"Your mouth is the mouth of a milking-calf..."
My students recognize those words as part of the Senut, or our daily ritual of prayers and offerings. They occur at the end of the personal purifications and indicate that what comes after is purely celebratory, purely stepping into the presence of Divinity.
Five hours into the vigil, we purify Wesir as He prepares to emerge with Ra.
I washed the statue, after I'd washed my hands a second time. They weren't dirty, but I'd gotten a bit of smudge on them from one of the altar candles and I didn't want to wipe soot on a clean icon. Even rituals with much preparation end up having little things go wrong, little mid-practice corrections. We're human. We make mistakes, and we fix them. Ritual purity is like this. It's not the end of the world or a moral dilemma if there's a little spot on your ka. Clean it up and get on with what you were doing. Vexing yourself about every little mistake, whether in ritual or in life, is a little like rubbing the stains in so they'll be harder to clean -- or worse yet, so they won't ever go away.
In another hour we will have completed the cycle, and then we rest, until it's time to rise and prepare the next portion of the day.
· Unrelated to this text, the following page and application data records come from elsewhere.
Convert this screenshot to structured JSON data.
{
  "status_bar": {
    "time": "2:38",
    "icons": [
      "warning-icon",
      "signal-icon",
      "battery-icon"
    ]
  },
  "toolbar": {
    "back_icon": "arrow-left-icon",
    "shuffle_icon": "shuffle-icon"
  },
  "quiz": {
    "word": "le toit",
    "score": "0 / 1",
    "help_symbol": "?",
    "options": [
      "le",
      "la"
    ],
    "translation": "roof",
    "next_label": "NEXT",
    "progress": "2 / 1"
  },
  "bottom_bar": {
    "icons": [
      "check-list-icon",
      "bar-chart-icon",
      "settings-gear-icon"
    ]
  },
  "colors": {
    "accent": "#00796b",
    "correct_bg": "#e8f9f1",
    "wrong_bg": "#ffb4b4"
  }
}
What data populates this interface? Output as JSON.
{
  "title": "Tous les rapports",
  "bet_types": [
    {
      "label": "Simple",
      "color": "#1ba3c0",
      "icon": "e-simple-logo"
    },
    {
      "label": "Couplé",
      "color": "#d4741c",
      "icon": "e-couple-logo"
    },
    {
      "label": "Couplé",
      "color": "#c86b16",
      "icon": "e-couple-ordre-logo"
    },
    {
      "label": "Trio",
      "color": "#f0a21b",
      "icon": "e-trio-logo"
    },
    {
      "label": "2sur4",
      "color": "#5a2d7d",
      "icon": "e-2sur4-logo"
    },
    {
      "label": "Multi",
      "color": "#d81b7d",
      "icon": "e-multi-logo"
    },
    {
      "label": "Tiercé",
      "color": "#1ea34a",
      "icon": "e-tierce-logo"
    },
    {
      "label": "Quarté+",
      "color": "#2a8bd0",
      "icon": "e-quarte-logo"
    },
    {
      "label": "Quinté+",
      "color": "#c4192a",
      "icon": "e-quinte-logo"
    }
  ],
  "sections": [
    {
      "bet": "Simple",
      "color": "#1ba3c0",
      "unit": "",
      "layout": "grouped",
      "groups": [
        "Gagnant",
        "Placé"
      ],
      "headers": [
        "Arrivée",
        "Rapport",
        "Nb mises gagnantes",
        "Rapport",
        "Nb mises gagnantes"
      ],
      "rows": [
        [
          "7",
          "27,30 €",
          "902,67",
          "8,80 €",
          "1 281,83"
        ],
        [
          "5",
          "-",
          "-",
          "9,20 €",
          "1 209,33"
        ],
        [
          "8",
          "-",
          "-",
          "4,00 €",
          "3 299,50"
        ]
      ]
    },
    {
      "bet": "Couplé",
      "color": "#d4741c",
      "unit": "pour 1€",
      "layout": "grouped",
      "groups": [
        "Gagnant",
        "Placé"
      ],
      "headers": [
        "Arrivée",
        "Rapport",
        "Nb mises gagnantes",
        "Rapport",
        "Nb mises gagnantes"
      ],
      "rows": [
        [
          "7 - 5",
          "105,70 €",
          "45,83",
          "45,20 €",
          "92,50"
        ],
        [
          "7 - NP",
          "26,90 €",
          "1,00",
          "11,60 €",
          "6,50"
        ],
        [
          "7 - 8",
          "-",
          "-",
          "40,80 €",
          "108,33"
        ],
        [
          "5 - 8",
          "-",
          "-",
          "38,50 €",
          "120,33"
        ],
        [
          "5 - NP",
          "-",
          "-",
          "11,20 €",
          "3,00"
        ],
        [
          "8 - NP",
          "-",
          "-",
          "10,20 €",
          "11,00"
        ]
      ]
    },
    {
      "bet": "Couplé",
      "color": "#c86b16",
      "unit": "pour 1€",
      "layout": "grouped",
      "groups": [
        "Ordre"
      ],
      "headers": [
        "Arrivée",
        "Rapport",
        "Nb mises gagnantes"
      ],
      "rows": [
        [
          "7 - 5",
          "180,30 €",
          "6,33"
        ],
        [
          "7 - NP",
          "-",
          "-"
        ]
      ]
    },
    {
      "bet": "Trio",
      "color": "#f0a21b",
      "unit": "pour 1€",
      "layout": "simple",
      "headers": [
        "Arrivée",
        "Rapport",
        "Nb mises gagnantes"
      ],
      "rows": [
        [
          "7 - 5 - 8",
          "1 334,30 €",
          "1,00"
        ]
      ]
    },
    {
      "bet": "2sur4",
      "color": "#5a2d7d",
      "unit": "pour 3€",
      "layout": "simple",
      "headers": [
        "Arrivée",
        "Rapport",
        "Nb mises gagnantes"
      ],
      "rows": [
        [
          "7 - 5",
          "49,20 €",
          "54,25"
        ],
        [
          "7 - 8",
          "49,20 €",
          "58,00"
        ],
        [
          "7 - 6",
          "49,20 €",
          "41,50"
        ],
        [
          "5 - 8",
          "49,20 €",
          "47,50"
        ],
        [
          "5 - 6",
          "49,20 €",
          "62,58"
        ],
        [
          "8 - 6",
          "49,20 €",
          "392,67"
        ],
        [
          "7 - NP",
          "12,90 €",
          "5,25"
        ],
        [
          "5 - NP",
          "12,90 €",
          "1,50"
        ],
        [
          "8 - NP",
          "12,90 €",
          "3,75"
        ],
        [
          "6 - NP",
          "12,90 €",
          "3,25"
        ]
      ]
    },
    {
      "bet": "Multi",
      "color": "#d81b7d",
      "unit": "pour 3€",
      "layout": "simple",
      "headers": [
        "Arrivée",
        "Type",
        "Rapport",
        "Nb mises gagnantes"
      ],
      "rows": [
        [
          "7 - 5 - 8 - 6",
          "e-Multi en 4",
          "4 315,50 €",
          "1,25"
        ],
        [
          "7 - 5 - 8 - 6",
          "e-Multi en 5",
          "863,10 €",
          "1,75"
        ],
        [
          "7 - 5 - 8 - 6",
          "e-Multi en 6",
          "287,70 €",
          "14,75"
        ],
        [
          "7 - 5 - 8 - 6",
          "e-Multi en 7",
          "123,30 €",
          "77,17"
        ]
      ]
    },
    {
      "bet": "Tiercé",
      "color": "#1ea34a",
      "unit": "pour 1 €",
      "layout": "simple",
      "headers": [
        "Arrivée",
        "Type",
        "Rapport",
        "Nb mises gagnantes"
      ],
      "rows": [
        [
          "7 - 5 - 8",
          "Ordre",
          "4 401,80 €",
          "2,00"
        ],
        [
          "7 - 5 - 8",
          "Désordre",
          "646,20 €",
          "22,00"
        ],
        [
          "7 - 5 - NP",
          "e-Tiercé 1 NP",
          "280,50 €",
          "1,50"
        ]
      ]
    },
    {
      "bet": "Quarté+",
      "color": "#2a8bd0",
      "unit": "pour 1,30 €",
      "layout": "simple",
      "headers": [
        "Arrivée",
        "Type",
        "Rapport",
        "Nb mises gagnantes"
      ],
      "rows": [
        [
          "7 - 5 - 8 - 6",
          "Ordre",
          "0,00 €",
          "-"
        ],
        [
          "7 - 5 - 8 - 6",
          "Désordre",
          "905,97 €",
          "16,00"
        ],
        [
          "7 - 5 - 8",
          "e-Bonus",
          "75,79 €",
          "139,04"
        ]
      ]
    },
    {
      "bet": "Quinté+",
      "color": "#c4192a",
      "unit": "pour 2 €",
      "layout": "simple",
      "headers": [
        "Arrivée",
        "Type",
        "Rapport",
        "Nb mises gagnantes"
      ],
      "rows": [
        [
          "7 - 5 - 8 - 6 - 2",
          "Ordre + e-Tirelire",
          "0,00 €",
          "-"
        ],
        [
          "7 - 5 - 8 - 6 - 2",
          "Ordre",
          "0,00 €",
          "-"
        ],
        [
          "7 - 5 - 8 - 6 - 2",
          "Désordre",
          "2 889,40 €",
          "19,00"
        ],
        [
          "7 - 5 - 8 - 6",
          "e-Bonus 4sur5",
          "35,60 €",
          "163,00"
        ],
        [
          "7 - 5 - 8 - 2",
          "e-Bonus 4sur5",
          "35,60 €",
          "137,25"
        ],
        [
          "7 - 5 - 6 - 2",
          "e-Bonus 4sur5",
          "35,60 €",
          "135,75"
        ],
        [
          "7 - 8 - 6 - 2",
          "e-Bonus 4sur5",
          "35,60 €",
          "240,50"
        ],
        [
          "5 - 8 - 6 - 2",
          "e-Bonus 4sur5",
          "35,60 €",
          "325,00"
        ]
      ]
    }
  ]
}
We will visit with those who can't be with us, and then return for the traditional feast before we part ways until our next holiday brings us together. I'll check in again.